-------- Data --------

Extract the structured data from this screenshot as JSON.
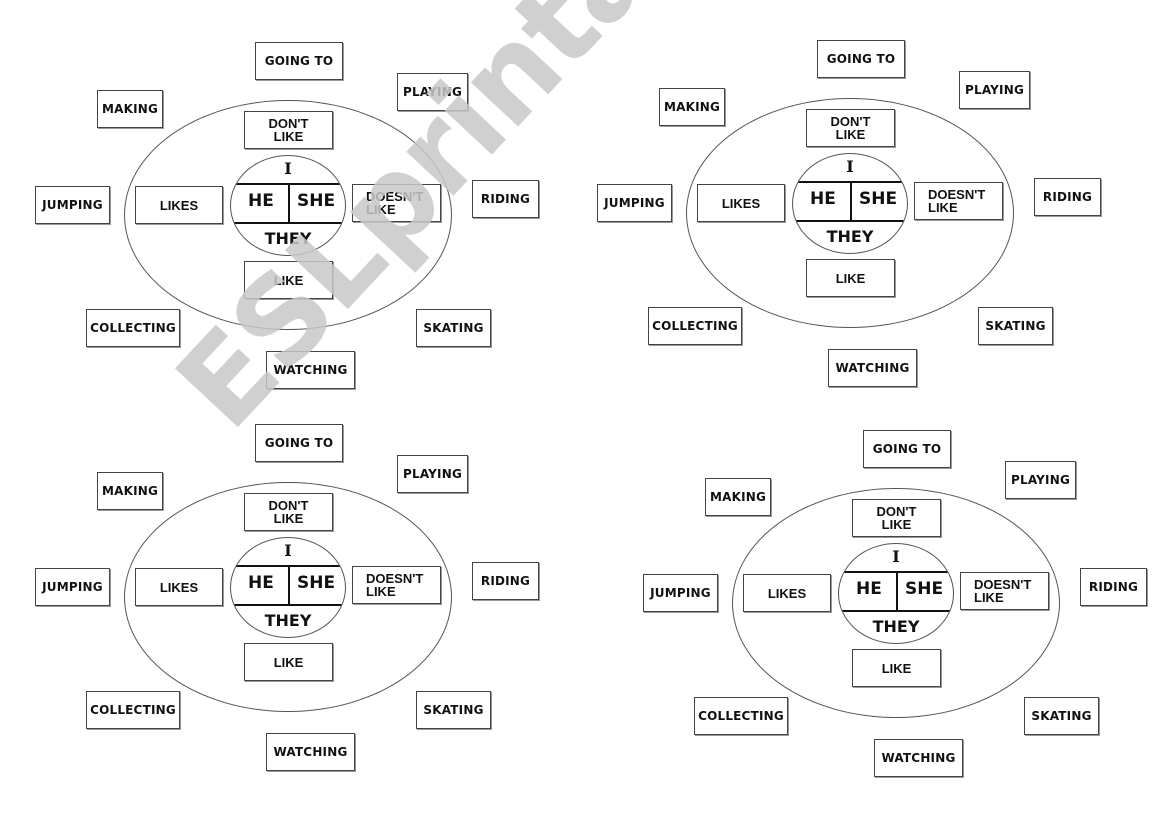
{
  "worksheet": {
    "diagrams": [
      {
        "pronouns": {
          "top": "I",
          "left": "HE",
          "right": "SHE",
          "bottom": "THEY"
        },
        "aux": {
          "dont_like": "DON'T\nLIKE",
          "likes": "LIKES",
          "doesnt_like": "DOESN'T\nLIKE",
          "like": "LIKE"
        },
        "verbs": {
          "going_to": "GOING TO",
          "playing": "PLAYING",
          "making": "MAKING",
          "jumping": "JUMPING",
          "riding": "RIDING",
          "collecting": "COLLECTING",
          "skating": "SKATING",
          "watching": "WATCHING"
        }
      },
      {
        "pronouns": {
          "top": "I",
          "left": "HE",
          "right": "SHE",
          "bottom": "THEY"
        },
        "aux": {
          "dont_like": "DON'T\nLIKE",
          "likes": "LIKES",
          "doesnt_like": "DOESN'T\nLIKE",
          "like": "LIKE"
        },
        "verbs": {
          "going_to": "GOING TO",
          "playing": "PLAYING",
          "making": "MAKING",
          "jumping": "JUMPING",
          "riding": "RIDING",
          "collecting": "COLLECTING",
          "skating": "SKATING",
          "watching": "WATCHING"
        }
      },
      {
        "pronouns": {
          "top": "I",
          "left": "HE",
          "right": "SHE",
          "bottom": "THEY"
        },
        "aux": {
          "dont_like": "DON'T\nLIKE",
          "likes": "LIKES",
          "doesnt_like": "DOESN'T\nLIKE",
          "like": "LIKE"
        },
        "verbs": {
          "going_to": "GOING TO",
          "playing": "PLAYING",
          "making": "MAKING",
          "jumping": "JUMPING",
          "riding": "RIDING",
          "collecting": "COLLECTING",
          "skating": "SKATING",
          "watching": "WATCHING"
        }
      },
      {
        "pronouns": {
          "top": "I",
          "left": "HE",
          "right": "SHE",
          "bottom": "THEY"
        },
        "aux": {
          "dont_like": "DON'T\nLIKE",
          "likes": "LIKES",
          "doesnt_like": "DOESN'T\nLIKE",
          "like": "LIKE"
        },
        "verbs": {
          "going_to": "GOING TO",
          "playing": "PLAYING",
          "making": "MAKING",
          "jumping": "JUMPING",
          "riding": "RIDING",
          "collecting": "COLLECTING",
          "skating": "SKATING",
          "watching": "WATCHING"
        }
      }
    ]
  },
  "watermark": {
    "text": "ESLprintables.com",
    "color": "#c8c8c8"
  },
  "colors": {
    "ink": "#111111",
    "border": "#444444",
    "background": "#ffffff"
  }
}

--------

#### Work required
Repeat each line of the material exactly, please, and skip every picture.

#### Solution for this problem
Extract the structured data from this screenshot as JSON.
{
  "worksheet": {
    "diagrams": [
      {
        "pronouns": {
          "top": "I",
          "left": "HE",
          "right": "SHE",
          "bottom": "THEY"
        },
        "aux": {
          "dont_like": "DON'T\nLIKE",
          "likes": "LIKES",
          "doesnt_like": "DOESN'T\nLIKE",
          "like": "LIKE"
        },
        "verbs": {
          "going_to": "GOING TO",
          "playing": "PLAYING",
          "making": "MAKING",
          "jumping": "JUMPING",
          "riding": "RIDING",
          "collecting": "COLLECTING",
          "skating": "SKATING",
          "watching": "WATCHING"
        }
      },
      {
        "pronouns": {
          "top": "I",
          "left": "HE",
          "right": "SHE",
          "bottom": "THEY"
        },
        "aux": {
          "dont_like": "DON'T\nLIKE",
          "likes": "LIKES",
          "doesnt_like": "DOESN'T\nLIKE",
          "like": "LIKE"
        },
        "verbs": {
          "going_to": "GOING TO",
          "playing": "PLAYING",
          "making": "MAKING",
          "jumping": "JUMPING",
          "riding": "RIDING",
          "collecting": "COLLECTING",
          "skating": "SKATING",
          "watching": "WATCHING"
        }
      },
      {
        "pronouns": {
          "top": "I",
          "left": "HE",
          "right": "SHE",
          "bottom": "THEY"
        },
        "aux": {
          "dont_like": "DON'T\nLIKE",
          "likes": "LIKES",
          "doesnt_like": "DOESN'T\nLIKE",
          "like": "LIKE"
        },
        "verbs": {
          "going_to": "GOING TO",
          "playing": "PLAYING",
          "making": "MAKING",
          "jumping": "JUMPING",
          "riding": "RIDING",
          "collecting": "COLLECTING",
          "skating": "SKATING",
          "watching": "WATCHING"
        }
      },
      {
        "pronouns": {
          "top": "I",
          "left": "HE",
          "right": "SHE",
          "bottom": "THEY"
        },
        "aux": {
          "dont_like": "DON'T\nLIKE",
          "likes": "LIKES",
          "doesnt_like": "DOESN'T\nLIKE",
          "like": "LIKE"
        },
        "verbs": {
          "going_to": "GOING TO",
          "playing": "PLAYING",
          "making": "MAKING",
          "jumping": "JUMPING",
          "riding": "RIDING",
          "collecting": "COLLECTING",
          "skating": "SKATING",
          "watching": "WATCHING"
        }
      }
    ]
  },
  "watermark": {
    "text": "ESLprintables.com",
    "color": "#c8c8c8"
  },
  "colors": {
    "ink": "#111111",
    "border": "#444444",
    "background": "#ffffff"
  }
}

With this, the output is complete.